Art review: Stop. Move. at Blum & Poe
William Kentridge wasn’t the first artist (by nearly a century) to work in animation, but his poignant, politically-charged, hand-drawn stop-motion films opened eyes wide to the medium’s potential when they began to be shown in the early '90s. In just the last five years, more than half a dozen museum exhibitions focusing on animation have been staged around the world, including the current Site Santa Fe Biennial.
If animation is a darling of the curatorial circuit, it’s for good reason. A hybrid medium in an aesthetic era of irrepressible hybridity, animation has all the ingredients for tremendous innovation and expression: rich commercial, popular and experimental traditions; continually evolving and increasingly accessible technical tools; the seductive appeal of the screen in combination with the raw immediacy of the hand; and all the possibilities of static media (painting, drawing, collage/montage) married to the time-based dynamism of film.
A piquant taste of that potential can be seen in a four-person animation sampler at Blum & Poe called “Stop. Move.” Even with only one work per artist, the show covers broad ground, from abstraction to narrative, from hand-modeled and drawn imagery to spliced and stacked found footage. The longest piece lasts just over eight minutes, and all of them run in continuous loops.
Nathalie Djurberg provides the show’s emotional heft in “We are not two, we are one,” a 2008 claymation piece with a wrenching sort of charm. Set in a kitchen hung with religious icons and porn pinups, the story features two fairy-tale characters — a wolf, big and bad, and an androgynous child, with gentle features and straw-colored hair. They happen to be joined at the waist, but facing opposite directions, so preparation of the morning meal is a disaster, not just because of physical logistics, but because the beast answers only to his own needs and the child caters to them both. The youth spreads slices of bread with what looks like peanut butter and jam, and the wolf licks off the sweet stuff with a tongue long and lively enough to qualify as a third character. They come to cross-purposes, and in the bittersweet end, both extrude gummy blue tears. Djurberg, born in Sweden and living in Berlin, revels in the conflation of innocence and darkness. Her work, whose narrative is propelled forward with slightly ominous urgency by Hans Berg’s score, reads as a pointed allegory of the dualities within our own nature.
South African Robin Rhode (who also lives in Berlin) is represented by “Canon” (2006-2010), not his strongest work, but characteristic in its fusion of live action and drawn/erased elements. Rhode, in jeans, sneakers and beanie, appears before a pristine white wall, upon which he paints the black outline of a television set. After painting a long cord to mimic plugging it in, he proceeds to visualize a sequence of larger and larger weapons — from pistol to machine gun to bazooka — that he aims at the box, presumably to destroy it, though he could also be copying the content it delivers. Rhode performs with conviction, squinting to squeeze two-dimensional triggers and straining under the weight of a drawn cannonball. Though the narrative is weak, the interaction between man and his contrivances is compelling. When the piece concludes, all that remains on the wall is a turbulent thrashing of smeared marks and the trace of a figure aiming a gun.

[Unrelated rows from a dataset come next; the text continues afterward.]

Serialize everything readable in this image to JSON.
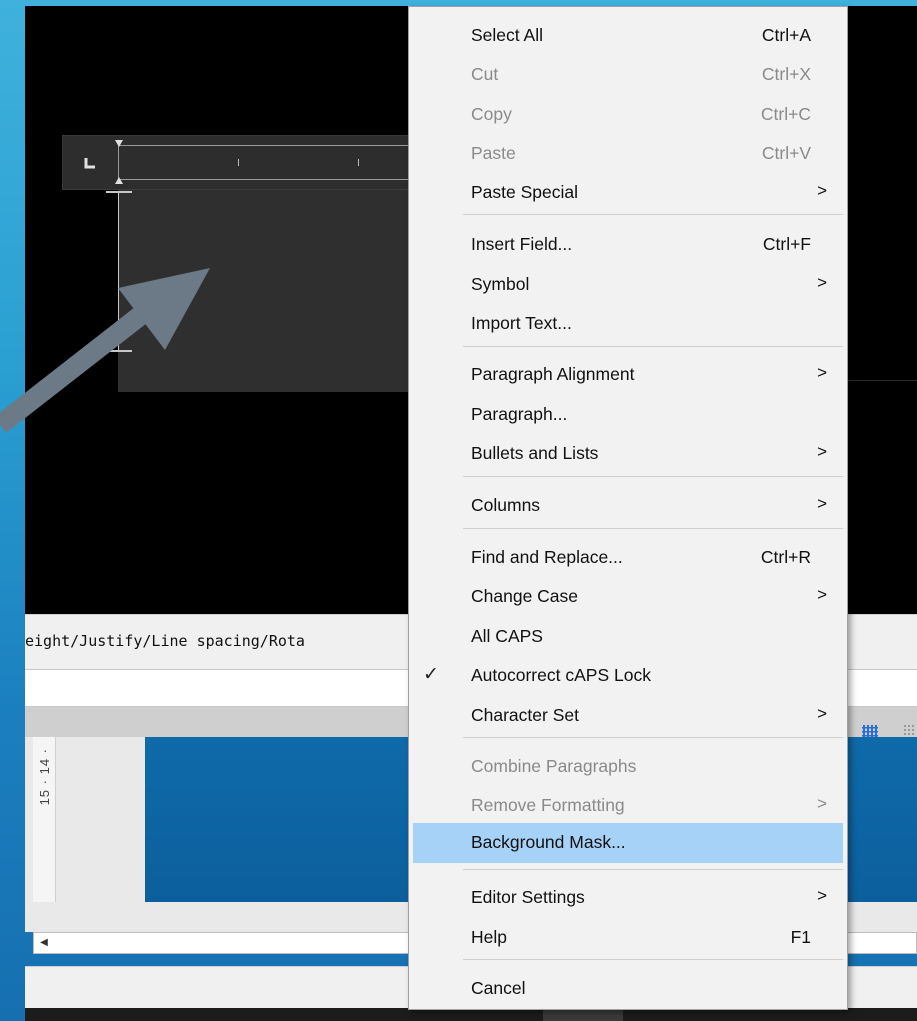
{
  "background": {
    "gradient_top": "#3fb1dc",
    "gradient_bottom": "#166fb0"
  },
  "editor": {
    "command_text": "eight/Justify/Line spacing/Rota",
    "vertical_ruler_text": "15 · 14 ·",
    "highlight_color": "#a7d2f7"
  },
  "menu": {
    "items": [
      {
        "label": "Select All",
        "shortcut": "Ctrl+A",
        "submenu": false,
        "disabled": false
      },
      {
        "label": "Cut",
        "shortcut": "Ctrl+X",
        "submenu": false,
        "disabled": true
      },
      {
        "label": "Copy",
        "shortcut": "Ctrl+C",
        "submenu": false,
        "disabled": true
      },
      {
        "label": "Paste",
        "shortcut": "Ctrl+V",
        "submenu": false,
        "disabled": true
      },
      {
        "label": "Paste Special",
        "shortcut": "",
        "submenu": true,
        "disabled": false
      },
      {
        "label": "Insert Field...",
        "shortcut": "Ctrl+F",
        "submenu": false,
        "disabled": false
      },
      {
        "label": "Symbol",
        "shortcut": "",
        "submenu": true,
        "disabled": false
      },
      {
        "label": "Import Text...",
        "shortcut": "",
        "submenu": false,
        "disabled": false
      },
      {
        "label": "Paragraph Alignment",
        "shortcut": "",
        "submenu": true,
        "disabled": false
      },
      {
        "label": "Paragraph...",
        "shortcut": "",
        "submenu": false,
        "disabled": false
      },
      {
        "label": "Bullets and Lists",
        "shortcut": "",
        "submenu": true,
        "disabled": false
      },
      {
        "label": "Columns",
        "shortcut": "",
        "submenu": true,
        "disabled": false
      },
      {
        "label": "Find and Replace...",
        "shortcut": "Ctrl+R",
        "submenu": false,
        "disabled": false
      },
      {
        "label": "Change Case",
        "shortcut": "",
        "submenu": true,
        "disabled": false
      },
      {
        "label": "All CAPS",
        "shortcut": "",
        "submenu": false,
        "disabled": false
      },
      {
        "label": "Autocorrect cAPS Lock",
        "shortcut": "",
        "submenu": false,
        "disabled": false,
        "checked": true
      },
      {
        "label": "Character Set",
        "shortcut": "",
        "submenu": true,
        "disabled": false
      },
      {
        "label": "Combine Paragraphs",
        "shortcut": "",
        "submenu": false,
        "disabled": true
      },
      {
        "label": "Remove Formatting",
        "shortcut": "",
        "submenu": true,
        "disabled": true
      },
      {
        "label": "Background Mask...",
        "shortcut": "",
        "submenu": false,
        "disabled": false,
        "highlighted": true
      },
      {
        "label": "Editor Settings",
        "shortcut": "",
        "submenu": true,
        "disabled": false
      },
      {
        "label": "Help",
        "shortcut": "F1",
        "submenu": false,
        "disabled": false
      },
      {
        "label": "Cancel",
        "shortcut": "",
        "submenu": false,
        "disabled": false
      }
    ],
    "submenu_glyph": ">",
    "check_glyph": "✓"
  },
  "icons": {
    "tab_stop": "tab-stop-icon",
    "arrow": "arrow-pointer-icon",
    "grid": "grid-icon",
    "scroll_left": "scroll-left-arrow-icon"
  }
}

Both Hirsch Perlman (based in L.A.) and Matt Saunders (Berlin and Cambridge, Mass.) use preexisting imagery as the basis of their work. Amusing, if benign, Perlman’s “Two More Affect Studies” (2001) pairs montaged footage and stills with music by Johnny Cash and Miles Davis. Jaunty and jazzy in turn, both halves pay homage to composition itself, to the construction of an image — in particular, a moving image — from its constituent parts. Saunders’ “Passageworks” (2010) has more complexity and mystery, its three separate projections of painted stills (derived from television and film footage) punching the space with fierce, strobing rhythm. Imagery coheres into the recognizable (bicycle riders, a woman raising a cigarette to her lips) then disintegrates into gestural, inky slashes and dot patterns. Values reverse, turning positives into negatives and back again. Graphically intense, the piece oscillates between graspable and elusive, playing effectively with the phenomenon of transforming still pictures into moving ones — the essence of animation itself.
-- Leah Ollman
Blum & Poe, 2727 S. La Cienega Blvd., (310) 836-2062, through Dec. 22. Closed Sunday and Monday. www.blumandpoe.com/
Images: Nathalie Djurberg, "We Are Not Two, We Are One," 2008 (still), courtesy of the artist and Blum & Poe, Zach Feuer Gallery, New York and Gio Marconi, Milan.
Matt Saunders, "Passageworks," 2010 (still), courtesy of the artist and Blum & Poe, and Harris Lieberman Gallery, New York.